'''

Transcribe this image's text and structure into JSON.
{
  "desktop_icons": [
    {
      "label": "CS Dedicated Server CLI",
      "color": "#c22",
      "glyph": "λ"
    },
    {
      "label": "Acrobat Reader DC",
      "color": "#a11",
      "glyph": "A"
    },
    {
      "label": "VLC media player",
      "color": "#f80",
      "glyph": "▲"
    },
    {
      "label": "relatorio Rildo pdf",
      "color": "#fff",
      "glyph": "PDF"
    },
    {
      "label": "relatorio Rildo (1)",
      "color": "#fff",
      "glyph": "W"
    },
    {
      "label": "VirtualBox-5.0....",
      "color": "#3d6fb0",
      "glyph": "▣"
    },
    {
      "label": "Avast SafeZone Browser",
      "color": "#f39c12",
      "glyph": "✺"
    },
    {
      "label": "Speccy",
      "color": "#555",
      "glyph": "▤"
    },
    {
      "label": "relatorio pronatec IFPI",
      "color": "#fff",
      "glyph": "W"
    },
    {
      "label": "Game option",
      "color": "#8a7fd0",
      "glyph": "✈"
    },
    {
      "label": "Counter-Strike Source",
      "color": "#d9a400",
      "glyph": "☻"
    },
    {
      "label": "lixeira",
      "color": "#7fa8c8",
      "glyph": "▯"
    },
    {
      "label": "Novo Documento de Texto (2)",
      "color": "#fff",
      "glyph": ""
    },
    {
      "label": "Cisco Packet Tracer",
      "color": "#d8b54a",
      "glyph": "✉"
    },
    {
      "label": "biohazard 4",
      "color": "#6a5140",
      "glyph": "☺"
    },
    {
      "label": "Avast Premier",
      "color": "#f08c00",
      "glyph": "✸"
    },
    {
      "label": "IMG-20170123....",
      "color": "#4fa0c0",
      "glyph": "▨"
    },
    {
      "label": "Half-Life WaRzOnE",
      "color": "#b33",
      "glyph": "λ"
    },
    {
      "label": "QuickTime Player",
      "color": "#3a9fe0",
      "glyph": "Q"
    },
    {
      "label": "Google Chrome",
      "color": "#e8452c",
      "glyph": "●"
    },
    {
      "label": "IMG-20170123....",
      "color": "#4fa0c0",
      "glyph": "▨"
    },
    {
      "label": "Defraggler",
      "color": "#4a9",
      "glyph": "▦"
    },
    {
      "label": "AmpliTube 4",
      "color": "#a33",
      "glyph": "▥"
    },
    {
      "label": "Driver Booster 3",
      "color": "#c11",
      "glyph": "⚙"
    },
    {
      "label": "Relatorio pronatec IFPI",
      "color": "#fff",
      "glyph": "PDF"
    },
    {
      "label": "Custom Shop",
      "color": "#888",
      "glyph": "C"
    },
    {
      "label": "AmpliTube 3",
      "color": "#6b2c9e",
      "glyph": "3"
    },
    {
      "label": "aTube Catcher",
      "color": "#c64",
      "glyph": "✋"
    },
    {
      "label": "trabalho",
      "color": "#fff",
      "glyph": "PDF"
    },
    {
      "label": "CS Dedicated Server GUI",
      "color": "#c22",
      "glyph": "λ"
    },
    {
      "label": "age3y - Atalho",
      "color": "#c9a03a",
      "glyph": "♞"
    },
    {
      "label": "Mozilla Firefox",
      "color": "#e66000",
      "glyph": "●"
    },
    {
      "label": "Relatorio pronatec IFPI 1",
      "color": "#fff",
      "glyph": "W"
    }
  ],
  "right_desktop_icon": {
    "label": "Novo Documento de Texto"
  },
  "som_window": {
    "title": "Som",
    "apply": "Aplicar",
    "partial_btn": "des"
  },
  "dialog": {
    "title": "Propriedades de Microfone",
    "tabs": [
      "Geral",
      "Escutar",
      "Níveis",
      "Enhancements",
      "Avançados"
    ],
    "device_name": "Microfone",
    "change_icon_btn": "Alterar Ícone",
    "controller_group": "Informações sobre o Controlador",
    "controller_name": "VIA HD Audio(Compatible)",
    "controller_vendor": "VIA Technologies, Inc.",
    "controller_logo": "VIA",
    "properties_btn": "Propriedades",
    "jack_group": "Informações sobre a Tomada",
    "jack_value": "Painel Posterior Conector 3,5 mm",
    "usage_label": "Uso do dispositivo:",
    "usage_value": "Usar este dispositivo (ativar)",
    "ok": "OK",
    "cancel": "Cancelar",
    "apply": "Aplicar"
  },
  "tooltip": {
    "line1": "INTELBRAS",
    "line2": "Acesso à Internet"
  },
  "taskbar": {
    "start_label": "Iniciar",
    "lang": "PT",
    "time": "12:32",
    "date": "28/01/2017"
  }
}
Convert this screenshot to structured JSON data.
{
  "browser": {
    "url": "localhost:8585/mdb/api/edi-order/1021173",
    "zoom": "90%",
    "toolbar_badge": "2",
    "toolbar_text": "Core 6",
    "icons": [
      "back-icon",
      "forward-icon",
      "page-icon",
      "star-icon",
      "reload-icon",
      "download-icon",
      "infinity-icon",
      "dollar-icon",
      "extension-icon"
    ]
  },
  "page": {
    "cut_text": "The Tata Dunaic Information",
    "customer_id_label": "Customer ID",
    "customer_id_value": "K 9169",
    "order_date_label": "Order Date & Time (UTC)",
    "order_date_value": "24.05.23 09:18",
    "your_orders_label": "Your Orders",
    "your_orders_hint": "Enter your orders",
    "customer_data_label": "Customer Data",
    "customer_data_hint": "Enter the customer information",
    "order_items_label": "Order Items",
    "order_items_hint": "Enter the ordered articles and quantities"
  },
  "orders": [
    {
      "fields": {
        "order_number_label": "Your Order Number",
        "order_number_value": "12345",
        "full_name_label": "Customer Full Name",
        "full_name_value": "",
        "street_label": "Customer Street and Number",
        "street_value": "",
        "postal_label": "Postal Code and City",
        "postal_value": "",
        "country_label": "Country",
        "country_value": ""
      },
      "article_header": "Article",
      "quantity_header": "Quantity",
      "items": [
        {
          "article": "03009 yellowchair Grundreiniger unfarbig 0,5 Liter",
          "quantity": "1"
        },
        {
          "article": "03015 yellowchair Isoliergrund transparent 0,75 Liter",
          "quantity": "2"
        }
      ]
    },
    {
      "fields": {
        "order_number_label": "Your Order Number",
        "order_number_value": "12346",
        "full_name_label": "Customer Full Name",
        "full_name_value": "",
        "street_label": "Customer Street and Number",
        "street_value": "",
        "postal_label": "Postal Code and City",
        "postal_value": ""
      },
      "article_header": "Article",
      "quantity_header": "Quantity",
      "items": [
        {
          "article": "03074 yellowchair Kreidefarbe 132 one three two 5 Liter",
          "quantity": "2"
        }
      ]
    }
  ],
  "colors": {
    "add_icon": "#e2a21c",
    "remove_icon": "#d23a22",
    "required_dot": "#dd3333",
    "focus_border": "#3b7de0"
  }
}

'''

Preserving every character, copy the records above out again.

### WRITTEN REPLY
Transcribe this image's text and structure into JSON.
{
  "desktop_icons": [
    {
      "label": "CS Dedicated Server CLI",
      "color": "#c22",
      "glyph": "λ"
    },
    {
      "label": "Acrobat Reader DC",
      "color": "#a11",
      "glyph": "A"
    },
    {
      "label": "VLC media player",
      "color": "#f80",
      "glyph": "▲"
    },
    {
      "label": "relatorio Rildo pdf",
      "color": "#fff",
      "glyph": "PDF"
    },
    {
      "label": "relatorio Rildo (1)",
      "color": "#fff",
      "glyph": "W"
    },
    {
      "label": "VirtualBox-5.0....",
      "color": "#3d6fb0",
      "glyph": "▣"
    },
    {
      "label": "Avast SafeZone Browser",
      "color": "#f39c12",
      "glyph": "✺"
    },
    {
      "label": "Speccy",
      "color": "#555",
      "glyph": "▤"
    },
    {
      "label": "relatorio pronatec IFPI",
      "color": "#fff",
      "glyph": "W"
    },
    {
      "label": "Game option",
      "color": "#8a7fd0",
      "glyph": "✈"
    },
    {
      "label": "Counter-Strike Source",
      "color": "#d9a400",
      "glyph": "☻"
    },
    {
      "label": "lixeira",
      "color": "#7fa8c8",
      "glyph": "▯"
    },
    {
      "label": "Novo Documento de Texto (2)",
      "color": "#fff",
      "glyph": ""
    },
    {
      "label": "Cisco Packet Tracer",
      "color": "#d8b54a",
      "glyph": "✉"
    },
    {
      "label": "biohazard 4",
      "color": "#6a5140",
      "glyph": "☺"
    },
    {
      "label": "Avast Premier",
      "color": "#f08c00",
      "glyph": "✸"
    },
    {
      "label": "IMG-20170123....",
      "color": "#4fa0c0",
      "glyph": "▨"
    },
    {
      "label": "Half-Life WaRzOnE",
      "color": "#b33",
      "glyph": "λ"
    },
    {
      "label": "QuickTime Player",
      "color": "#3a9fe0",
      "glyph": "Q"
    },
    {
      "label": "Google Chrome",
      "color": "#e8452c",
      "glyph": "●"
    },
    {
      "label": "IMG-20170123....",
      "color": "#4fa0c0",
      "glyph": "▨"
    },
    {
      "label": "Defraggler",
      "color": "#4a9",
      "glyph": "▦"
    },
    {
      "label": "AmpliTube 4",
      "color": "#a33",
      "glyph": "▥"
    },
    {
      "label": "Driver Booster 3",
      "color": "#c11",
      "glyph": "⚙"
    },
    {
      "label": "Relatorio pronatec IFPI",
      "color": "#fff",
      "glyph": "PDF"
    },
    {
      "label": "Custom Shop",
      "color": "#888",
      "glyph": "C"
    },
    {
      "label": "AmpliTube 3",
      "color": "#6b2c9e",
      "glyph": "3"
    },
    {
      "label": "aTube Catcher",
      "color": "#c64",
      "glyph": "✋"
    },
    {
      "label": "trabalho",
      "color": "#fff",
      "glyph": "PDF"
    },
    {
      "label": "CS Dedicated Server GUI",
      "color": "#c22",
      "glyph": "λ"
    },
    {
      "label": "age3y - Atalho",
      "color": "#c9a03a",
      "glyph": "♞"
    },
    {
      "label": "Mozilla Firefox",
      "color": "#e66000",
      "glyph": "●"
    },
    {
      "label": "Relatorio pronatec IFPI 1",
      "color": "#fff",
      "glyph": "W"
    }
  ],
  "right_desktop_icon": {
    "label": "Novo Documento de Texto"
  },
  "som_window": {
    "title": "Som",
    "apply": "Aplicar",
    "partial_btn": "des"
  },
  "dialog": {
    "title": "Propriedades de Microfone",
    "tabs": [
      "Geral",
      "Escutar",
      "Níveis",
      "Enhancements",
      "Avançados"
    ],
    "device_name": "Microfone",
    "change_icon_btn": "Alterar Ícone",
    "controller_group": "Informações sobre o Controlador",
    "controller_name": "VIA HD Audio(Compatible)",
    "controller_vendor": "VIA Technologies, Inc.",
    "controller_logo": "VIA",
    "properties_btn": "Propriedades",
    "jack_group": "Informações sobre a Tomada",
    "jack_value": "Painel Posterior Conector 3,5 mm",
    "usage_label": "Uso do dispositivo:",
    "usage_value": "Usar este dispositivo (ativar)",
    "ok": "OK",
    "cancel": "Cancelar",
    "apply": "Aplicar"
  },
  "tooltip": {
    "line1": "INTELBRAS",
    "line2": "Acesso à Internet"
  },
  "taskbar": {
    "start_label": "Iniciar",
    "lang": "PT",
    "time": "12:32",
    "date": "28/01/2017"
  }
}
Convert this screenshot to structured JSON data.
{
  "browser": {
    "url": "localhost:8585/mdb/api/edi-order/1021173",
    "zoom": "90%",
    "toolbar_badge": "2",
    "toolbar_text": "Core 6",
    "icons": [
      "back-icon",
      "forward-icon",
      "page-icon",
      "star-icon",
      "reload-icon",
      "download-icon",
      "infinity-icon",
      "dollar-icon",
      "extension-icon"
    ]
  },
  "page": {
    "cut_text": "The Tata Dunaic Information",
    "customer_id_label": "Customer ID",
    "customer_id_value": "K 9169",
    "order_date_label": "Order Date & Time (UTC)",
    "order_date_value": "24.05.23 09:18",
    "your_orders_label": "Your Orders",
    "your_orders_hint": "Enter your orders",
    "customer_data_label": "Customer Data",
    "customer_data_hint": "Enter the customer information",
    "order_items_label": "Order Items",
    "order_items_hint": "Enter the ordered articles and quantities"
  },
  "orders": [
    {
      "fields": {
        "order_number_label": "Your Order Number",
        "order_number_value": "12345",
        "full_name_label": "Customer Full Name",
        "full_name_value": "",
        "street_label": "Customer Street and Number",
        "street_value": "",
        "postal_label": "Postal Code and City",
        "postal_value": "",
        "country_label": "Country",
        "country_value": ""
      },
      "article_header": "Article",
      "quantity_header": "Quantity",
      "items": [
        {
          "article": "03009 yellowchair Grundreiniger unfarbig 0,5 Liter",
          "quantity": "1"
        },
        {
          "article": "03015 yellowchair Isoliergrund transparent 0,75 Liter",
          "quantity": "2"
        }
      ]
    },
    {
      "fields": {
        "order_number_label": "Your Order Number",
        "order_number_value": "12346",
        "full_name_label": "Customer Full Name",
        "full_name_value": "",
        "street_label": "Customer Street and Number",
        "street_value": "",
        "postal_label": "Postal Code and City",
        "postal_value": ""
      },
      "article_header": "Article",
      "quantity_header": "Quantity",
      "items": [
        {
          "article": "03074 yellowchair Kreidefarbe 132 one three two 5 Liter",
          "quantity": "2"
        }
      ]
    }
  ],
  "colors": {
    "add_icon": "#e2a21c",
    "remove_icon": "#d23a22",
    "required_dot": "#dd3333",
    "focus_border": "#3b7de0"
  }
}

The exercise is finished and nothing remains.